# YOUR TASK:
Among the entries below, copy every line that carries the word "JSON".

---- TASK INPUT

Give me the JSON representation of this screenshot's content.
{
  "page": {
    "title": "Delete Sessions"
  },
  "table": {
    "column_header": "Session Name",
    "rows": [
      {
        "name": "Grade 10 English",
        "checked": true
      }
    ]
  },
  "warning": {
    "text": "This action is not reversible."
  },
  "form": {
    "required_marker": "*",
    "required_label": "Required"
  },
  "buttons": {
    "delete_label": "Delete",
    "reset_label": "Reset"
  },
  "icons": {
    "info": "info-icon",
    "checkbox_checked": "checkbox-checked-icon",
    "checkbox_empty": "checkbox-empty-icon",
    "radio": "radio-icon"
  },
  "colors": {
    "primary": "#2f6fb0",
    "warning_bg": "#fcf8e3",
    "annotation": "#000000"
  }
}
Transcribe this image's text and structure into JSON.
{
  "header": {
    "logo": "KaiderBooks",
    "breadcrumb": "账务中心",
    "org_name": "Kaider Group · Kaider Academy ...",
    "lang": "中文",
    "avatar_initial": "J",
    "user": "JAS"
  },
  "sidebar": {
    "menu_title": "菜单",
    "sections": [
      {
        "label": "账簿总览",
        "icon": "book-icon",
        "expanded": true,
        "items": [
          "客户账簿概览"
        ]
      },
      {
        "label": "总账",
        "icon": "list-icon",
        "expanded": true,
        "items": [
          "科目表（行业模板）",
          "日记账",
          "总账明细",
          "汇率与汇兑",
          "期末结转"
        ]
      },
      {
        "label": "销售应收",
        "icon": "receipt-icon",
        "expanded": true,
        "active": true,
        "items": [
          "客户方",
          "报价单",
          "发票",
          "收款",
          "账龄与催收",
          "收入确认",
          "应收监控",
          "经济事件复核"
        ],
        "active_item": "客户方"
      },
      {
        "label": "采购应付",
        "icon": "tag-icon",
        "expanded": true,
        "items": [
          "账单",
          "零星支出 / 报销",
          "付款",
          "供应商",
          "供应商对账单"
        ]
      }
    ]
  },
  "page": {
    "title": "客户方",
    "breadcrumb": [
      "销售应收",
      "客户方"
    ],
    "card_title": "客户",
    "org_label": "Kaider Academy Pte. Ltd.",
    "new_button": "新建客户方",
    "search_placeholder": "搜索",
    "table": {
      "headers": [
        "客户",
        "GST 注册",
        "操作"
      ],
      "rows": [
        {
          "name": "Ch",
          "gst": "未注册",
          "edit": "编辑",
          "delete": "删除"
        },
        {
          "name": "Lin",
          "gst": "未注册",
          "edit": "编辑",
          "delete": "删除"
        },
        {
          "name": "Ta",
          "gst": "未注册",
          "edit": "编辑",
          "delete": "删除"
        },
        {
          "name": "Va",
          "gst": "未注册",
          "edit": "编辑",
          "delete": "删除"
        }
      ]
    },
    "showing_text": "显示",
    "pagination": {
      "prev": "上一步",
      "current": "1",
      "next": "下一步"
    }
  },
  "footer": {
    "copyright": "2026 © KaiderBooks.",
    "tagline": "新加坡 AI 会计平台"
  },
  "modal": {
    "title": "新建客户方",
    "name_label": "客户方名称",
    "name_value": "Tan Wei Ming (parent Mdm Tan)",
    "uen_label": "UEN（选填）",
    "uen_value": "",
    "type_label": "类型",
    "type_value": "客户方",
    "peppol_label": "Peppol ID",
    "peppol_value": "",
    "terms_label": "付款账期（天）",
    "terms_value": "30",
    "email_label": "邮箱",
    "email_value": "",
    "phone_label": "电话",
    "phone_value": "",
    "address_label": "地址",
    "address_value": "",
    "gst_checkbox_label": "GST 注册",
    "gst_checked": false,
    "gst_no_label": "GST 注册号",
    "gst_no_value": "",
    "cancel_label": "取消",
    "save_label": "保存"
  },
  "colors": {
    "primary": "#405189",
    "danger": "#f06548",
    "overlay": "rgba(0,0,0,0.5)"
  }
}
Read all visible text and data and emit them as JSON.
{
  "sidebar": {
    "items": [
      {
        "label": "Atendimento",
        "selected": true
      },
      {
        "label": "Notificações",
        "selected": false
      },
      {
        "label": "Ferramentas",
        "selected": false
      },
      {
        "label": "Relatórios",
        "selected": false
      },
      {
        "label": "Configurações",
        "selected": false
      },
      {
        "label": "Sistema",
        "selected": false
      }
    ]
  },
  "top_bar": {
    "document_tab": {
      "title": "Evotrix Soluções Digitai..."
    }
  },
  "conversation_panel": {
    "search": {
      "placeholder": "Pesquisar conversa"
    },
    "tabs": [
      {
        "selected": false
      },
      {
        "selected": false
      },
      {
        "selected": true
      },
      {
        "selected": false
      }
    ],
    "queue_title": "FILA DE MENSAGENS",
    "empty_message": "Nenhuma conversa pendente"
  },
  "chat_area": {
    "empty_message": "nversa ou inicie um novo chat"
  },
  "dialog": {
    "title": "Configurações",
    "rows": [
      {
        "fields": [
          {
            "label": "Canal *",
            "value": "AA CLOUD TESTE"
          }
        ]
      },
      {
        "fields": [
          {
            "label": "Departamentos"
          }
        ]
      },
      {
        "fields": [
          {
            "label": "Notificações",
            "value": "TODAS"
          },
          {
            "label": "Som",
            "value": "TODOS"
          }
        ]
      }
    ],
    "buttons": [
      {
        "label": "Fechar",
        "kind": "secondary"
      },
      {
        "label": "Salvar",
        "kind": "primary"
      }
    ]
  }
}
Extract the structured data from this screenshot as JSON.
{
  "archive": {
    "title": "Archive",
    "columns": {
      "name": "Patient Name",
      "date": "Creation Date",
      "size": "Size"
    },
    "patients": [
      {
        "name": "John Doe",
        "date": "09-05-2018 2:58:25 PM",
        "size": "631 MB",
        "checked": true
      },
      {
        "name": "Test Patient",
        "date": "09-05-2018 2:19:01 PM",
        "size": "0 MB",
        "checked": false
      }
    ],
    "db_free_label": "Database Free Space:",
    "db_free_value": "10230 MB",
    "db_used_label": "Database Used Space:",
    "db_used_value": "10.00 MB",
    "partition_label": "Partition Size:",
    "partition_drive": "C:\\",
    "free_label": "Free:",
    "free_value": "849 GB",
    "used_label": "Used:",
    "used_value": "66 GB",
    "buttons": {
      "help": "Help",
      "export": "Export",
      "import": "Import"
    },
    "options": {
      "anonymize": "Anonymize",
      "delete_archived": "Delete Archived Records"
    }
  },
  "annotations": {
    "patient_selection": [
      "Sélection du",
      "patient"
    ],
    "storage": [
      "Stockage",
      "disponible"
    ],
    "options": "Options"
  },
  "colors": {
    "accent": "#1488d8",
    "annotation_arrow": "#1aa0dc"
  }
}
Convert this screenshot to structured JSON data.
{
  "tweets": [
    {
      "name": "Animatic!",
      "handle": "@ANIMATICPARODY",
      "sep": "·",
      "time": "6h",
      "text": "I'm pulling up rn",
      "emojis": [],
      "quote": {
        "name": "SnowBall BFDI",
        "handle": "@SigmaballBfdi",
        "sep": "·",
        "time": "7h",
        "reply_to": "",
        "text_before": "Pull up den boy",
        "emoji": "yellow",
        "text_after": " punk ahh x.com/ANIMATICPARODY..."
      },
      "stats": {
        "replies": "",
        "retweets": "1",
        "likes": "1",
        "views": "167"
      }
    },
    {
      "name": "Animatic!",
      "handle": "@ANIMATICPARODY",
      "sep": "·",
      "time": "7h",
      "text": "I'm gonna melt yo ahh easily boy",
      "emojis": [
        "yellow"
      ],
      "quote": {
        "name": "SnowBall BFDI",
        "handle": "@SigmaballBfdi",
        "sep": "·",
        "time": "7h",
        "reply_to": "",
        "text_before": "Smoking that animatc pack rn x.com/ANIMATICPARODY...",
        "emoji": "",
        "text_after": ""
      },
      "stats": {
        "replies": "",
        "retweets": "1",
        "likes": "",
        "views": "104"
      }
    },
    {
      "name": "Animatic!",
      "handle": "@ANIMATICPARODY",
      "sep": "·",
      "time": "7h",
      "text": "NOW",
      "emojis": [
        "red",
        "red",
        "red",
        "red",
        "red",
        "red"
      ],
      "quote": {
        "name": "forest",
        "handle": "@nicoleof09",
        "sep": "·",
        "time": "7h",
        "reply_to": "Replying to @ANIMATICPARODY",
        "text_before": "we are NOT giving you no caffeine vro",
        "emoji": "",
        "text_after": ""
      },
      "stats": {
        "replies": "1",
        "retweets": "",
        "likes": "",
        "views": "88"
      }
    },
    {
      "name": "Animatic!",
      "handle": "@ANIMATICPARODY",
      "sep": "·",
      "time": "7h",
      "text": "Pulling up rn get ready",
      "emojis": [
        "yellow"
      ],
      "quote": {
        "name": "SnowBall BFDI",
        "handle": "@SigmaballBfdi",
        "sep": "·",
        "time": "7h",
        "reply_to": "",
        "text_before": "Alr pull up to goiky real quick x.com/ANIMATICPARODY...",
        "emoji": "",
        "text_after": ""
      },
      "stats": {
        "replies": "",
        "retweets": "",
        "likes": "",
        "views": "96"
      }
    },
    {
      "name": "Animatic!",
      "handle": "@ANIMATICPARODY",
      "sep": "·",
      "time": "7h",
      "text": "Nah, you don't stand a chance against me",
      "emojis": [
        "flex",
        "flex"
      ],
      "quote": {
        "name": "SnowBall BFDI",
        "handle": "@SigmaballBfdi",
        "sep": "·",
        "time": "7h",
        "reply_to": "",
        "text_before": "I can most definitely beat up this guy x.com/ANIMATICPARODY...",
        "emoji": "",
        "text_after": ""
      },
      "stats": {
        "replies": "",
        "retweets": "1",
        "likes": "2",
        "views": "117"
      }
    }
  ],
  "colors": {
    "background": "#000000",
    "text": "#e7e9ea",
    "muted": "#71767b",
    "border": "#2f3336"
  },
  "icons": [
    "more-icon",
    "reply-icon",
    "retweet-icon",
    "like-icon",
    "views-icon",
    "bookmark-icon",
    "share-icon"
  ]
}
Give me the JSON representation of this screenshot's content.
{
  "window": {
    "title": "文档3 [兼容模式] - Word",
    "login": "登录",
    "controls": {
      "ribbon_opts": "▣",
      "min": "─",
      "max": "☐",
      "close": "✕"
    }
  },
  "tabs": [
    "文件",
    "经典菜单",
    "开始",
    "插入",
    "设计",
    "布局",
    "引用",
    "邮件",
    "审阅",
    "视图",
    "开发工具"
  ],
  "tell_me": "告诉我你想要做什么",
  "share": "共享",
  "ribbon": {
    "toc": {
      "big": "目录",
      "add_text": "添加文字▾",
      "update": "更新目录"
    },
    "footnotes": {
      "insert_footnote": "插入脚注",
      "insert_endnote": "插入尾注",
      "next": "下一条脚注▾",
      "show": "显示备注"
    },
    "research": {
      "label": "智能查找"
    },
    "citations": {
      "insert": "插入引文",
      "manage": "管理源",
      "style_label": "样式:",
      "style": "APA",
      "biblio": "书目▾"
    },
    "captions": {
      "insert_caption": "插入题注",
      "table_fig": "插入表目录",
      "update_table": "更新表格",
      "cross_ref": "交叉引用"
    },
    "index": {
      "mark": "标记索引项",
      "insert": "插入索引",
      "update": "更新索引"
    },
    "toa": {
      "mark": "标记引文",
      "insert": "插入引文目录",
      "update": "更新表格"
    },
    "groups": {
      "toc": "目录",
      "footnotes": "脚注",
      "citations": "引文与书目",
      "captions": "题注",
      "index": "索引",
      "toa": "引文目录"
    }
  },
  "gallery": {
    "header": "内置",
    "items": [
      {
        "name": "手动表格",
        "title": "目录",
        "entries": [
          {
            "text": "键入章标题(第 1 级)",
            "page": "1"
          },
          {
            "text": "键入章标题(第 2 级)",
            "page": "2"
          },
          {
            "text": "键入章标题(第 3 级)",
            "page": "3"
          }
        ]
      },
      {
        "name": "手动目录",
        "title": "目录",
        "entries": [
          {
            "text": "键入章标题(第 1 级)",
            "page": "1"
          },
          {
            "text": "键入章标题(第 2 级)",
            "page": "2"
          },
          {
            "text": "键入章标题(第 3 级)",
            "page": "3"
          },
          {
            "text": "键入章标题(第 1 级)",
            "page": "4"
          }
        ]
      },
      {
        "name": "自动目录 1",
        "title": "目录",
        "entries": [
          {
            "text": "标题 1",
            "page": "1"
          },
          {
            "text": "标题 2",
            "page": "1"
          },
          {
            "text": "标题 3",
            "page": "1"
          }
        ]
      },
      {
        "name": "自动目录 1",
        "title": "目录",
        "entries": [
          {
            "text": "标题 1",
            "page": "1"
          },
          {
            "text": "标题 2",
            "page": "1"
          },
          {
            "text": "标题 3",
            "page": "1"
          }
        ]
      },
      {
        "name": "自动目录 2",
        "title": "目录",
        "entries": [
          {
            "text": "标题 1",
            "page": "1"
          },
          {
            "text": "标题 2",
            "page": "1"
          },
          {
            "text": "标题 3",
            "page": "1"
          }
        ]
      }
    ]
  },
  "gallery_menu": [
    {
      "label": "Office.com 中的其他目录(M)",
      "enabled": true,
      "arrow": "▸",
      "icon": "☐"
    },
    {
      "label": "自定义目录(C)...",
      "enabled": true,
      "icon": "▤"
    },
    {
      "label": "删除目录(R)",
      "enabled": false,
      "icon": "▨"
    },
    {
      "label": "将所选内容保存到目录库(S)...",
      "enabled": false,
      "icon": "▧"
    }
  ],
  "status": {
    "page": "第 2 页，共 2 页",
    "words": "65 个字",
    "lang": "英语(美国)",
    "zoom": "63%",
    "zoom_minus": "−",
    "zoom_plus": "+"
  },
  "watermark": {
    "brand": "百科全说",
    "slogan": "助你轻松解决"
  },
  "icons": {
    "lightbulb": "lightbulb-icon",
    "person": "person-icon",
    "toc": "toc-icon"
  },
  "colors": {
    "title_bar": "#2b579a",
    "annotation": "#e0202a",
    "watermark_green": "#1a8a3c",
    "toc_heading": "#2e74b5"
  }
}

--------

# WRITTEN SOLUTION:
Give me the JSON representation of this screenshot's content.
Transcribe this image's text and structure into JSON.
Read all visible text and data and emit them as JSON.
Extract the structured data from this screenshot as JSON.
Convert this screenshot to structured JSON data.
Give me the JSON representation of this screenshot's content.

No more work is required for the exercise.